April 3, 2014; NetNewsCheck

“In this time of vast upheaval in the form and function of journalism, nonprofit newsrooms now find themselves being held to a higher level of scrutiny. It’s coming from for-profit peers suspicious of funders who appear more interested in the democratic function of the Fourth Estate rather than traditional capitalistic consideration.”

So says Kevin Davis in an opinion piece on NetNewsCheck, a website covering the business of local digital media. Davis is the executive director of the Investigative News Network, whose mission is to advance sustainability and excellence in nonprofit investigative and public service journalism.

Davis says that many see such nonprofit news outlets as ProPublica, Kaiser Health News, the Center for Investigative Reporting, Voice of San Diego, and the Texas Tribune as invaluable producers of socially necessary but commercially difficult public service journalism. But he adds that others have publicly questioned the validity and sustainability of the nonprofit news outlets, going so far as to denounce them as illegitimate, impermanent, or shills of the foundations and philanthropists that have invested in them.

Davis asks, “Can mission-driven organizations with limited access to and, therefore limited number of, financial resources legitimately, sustainably and ethically perform the core public accountability functions of the Fourth Estate? Or…is for-profit journalism the only legitimate and logical area for media investment?”

First, Davis admits to being biased in favor of the nonprofit news movement. He previously worked with for-profit news organizations during a 20-year career, and says he has “seen a fair share of stories spiked, advertisers aggrandized and legitimate story ideas suppressed out of fear of rocking the now ever-shakier boat.”

He says that those who question the motives of non-profit news are imposing a double standard, that because of the perceived lack of market-driven economics, nonprofit newsrooms are inherently more prone to manipulation by the people that fund them. But he says that ethics and the elimination of real conflict of interest are legitimate and important issues with which every media outlet should be concerned.

The primary argument he sees is in regard to the perceived lack of editorial independence of nonprofit news organizations, that the small number of journalism-supporting foundations and philanthropists might have agendas which influence the coverage of the nonprofit news organizations that they support.

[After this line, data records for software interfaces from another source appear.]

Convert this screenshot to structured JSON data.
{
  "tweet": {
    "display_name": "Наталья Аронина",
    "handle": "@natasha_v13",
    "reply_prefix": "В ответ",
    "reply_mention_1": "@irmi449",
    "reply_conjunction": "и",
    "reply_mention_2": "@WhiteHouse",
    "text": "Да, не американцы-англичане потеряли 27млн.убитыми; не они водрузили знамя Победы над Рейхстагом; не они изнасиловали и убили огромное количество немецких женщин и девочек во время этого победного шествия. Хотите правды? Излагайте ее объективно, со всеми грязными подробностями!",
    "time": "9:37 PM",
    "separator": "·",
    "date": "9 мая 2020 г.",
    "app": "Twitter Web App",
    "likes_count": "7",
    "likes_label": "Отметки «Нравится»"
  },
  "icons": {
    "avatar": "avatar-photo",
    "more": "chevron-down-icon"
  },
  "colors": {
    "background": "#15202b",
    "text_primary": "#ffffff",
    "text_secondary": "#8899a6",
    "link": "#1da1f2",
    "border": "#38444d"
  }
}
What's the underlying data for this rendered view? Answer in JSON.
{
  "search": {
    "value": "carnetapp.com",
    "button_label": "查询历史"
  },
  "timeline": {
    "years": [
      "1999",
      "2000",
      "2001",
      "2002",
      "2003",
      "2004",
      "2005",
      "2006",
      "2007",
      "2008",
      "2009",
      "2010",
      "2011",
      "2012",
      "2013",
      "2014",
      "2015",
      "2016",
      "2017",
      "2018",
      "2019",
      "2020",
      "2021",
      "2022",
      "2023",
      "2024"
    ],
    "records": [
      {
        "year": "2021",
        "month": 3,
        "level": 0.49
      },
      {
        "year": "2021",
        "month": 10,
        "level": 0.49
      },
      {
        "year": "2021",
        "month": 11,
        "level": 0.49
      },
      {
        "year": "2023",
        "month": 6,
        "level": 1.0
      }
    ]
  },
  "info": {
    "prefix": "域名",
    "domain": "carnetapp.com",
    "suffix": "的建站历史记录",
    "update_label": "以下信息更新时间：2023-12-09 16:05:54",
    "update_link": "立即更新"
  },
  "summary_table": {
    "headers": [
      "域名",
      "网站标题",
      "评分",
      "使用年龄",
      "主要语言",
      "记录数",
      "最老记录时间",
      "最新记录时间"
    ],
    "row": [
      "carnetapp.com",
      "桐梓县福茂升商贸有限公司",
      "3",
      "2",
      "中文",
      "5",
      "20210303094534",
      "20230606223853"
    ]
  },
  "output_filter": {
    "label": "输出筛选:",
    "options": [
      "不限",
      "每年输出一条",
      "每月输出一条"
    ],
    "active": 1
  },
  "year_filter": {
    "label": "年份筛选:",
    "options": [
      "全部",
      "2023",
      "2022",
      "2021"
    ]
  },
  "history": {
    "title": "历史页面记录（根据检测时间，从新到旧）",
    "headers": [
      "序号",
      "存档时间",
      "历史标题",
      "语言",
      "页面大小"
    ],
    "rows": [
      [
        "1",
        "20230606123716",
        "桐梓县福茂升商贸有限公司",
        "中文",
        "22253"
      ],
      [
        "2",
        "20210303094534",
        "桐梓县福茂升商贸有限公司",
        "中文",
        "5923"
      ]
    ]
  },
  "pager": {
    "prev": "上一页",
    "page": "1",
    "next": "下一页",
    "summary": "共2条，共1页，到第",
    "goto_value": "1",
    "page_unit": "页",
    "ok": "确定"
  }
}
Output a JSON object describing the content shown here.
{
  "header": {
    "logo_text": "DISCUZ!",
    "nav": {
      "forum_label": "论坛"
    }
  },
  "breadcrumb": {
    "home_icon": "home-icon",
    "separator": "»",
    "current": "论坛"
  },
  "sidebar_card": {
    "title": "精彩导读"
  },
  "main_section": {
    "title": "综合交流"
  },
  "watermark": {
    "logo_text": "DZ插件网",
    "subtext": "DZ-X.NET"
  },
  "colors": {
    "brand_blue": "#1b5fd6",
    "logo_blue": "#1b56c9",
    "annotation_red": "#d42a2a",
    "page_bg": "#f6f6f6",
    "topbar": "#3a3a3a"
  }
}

He refutes that and says that “rather than rehashing the accusations within the reports or the veracity of the rebuttals, it is important to note how nonprofit newsrooms…are actively mitigating these inherent risks and trying to avoid the appearance of impropriety in order to be able to produce news and information that is valued and utilized by the audiences and communities that they serve. Editorial independence for a nonprofit news organization is [exemplified by] the freedom of journalists and editors to make decisions without interference and/or direction from any funding source.”

He says that in his experience, nonprofit news outlets have extensive policies on transparency that “apply high journalistic standards for accuracy and fairness and which prevent conflicts of interest that compromise the integrity of the work.” His own organization requires the disclosure of all donors above $1,000 “because we believe that the public has a right to know who is funding the content and draw their own conclusions about the implications that funding may or may not have.”

“By adopting clear and practical editorial independence policies, coupled with an unwavering commitment to transparency,” Davis concludes, “nonprofit newsrooms can avoid the inherent risks in accepting philanthropy to produce the much needed and valued public service and investigative journalism so desperately needed in a free democracy.”—Larry Kaplan